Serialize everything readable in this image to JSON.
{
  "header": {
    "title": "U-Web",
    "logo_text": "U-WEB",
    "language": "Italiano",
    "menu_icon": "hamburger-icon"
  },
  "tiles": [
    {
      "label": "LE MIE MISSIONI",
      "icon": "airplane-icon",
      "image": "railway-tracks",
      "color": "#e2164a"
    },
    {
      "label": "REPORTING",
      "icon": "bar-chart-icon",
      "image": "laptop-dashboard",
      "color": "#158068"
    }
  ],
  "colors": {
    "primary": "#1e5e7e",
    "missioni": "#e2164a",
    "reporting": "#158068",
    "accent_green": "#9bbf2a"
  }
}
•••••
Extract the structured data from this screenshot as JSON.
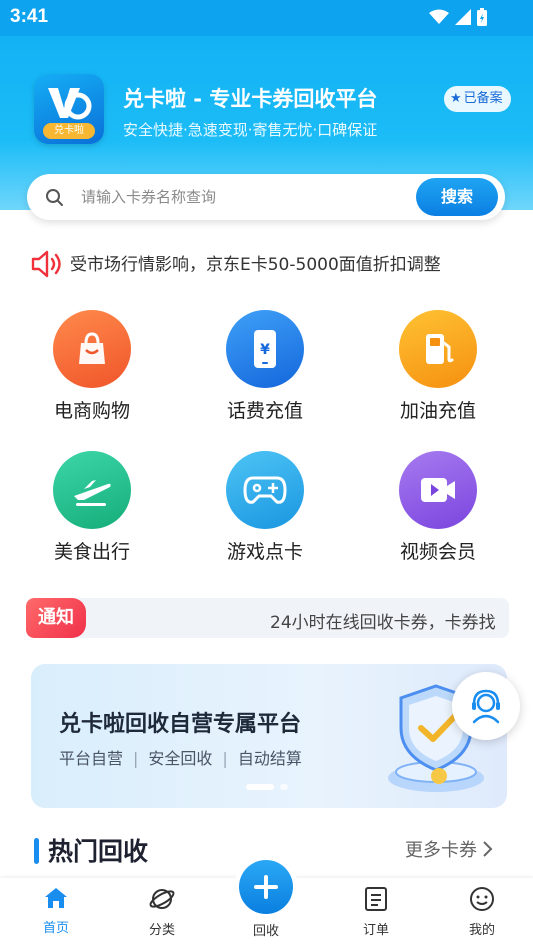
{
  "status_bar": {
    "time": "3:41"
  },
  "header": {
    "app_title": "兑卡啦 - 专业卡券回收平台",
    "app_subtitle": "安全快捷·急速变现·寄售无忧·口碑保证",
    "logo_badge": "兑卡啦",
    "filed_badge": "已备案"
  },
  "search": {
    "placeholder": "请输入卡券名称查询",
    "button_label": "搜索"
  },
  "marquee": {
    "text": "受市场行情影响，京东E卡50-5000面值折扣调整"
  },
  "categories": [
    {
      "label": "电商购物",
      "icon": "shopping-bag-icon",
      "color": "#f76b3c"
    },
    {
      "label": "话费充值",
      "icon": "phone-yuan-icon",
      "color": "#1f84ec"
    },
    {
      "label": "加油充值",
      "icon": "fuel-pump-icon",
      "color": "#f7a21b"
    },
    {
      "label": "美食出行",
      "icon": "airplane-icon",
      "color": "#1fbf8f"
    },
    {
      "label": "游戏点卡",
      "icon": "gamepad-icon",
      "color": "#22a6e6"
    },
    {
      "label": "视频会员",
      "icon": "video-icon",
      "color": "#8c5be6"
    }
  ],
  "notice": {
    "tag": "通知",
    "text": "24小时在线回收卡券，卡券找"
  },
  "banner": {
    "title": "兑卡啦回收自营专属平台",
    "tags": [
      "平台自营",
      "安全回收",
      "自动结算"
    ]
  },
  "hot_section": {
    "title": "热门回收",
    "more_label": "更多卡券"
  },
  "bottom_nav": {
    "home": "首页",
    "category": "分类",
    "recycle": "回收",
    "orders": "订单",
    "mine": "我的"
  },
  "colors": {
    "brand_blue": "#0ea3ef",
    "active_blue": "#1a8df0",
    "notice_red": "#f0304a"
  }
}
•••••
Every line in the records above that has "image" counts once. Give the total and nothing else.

> **Response area**: 3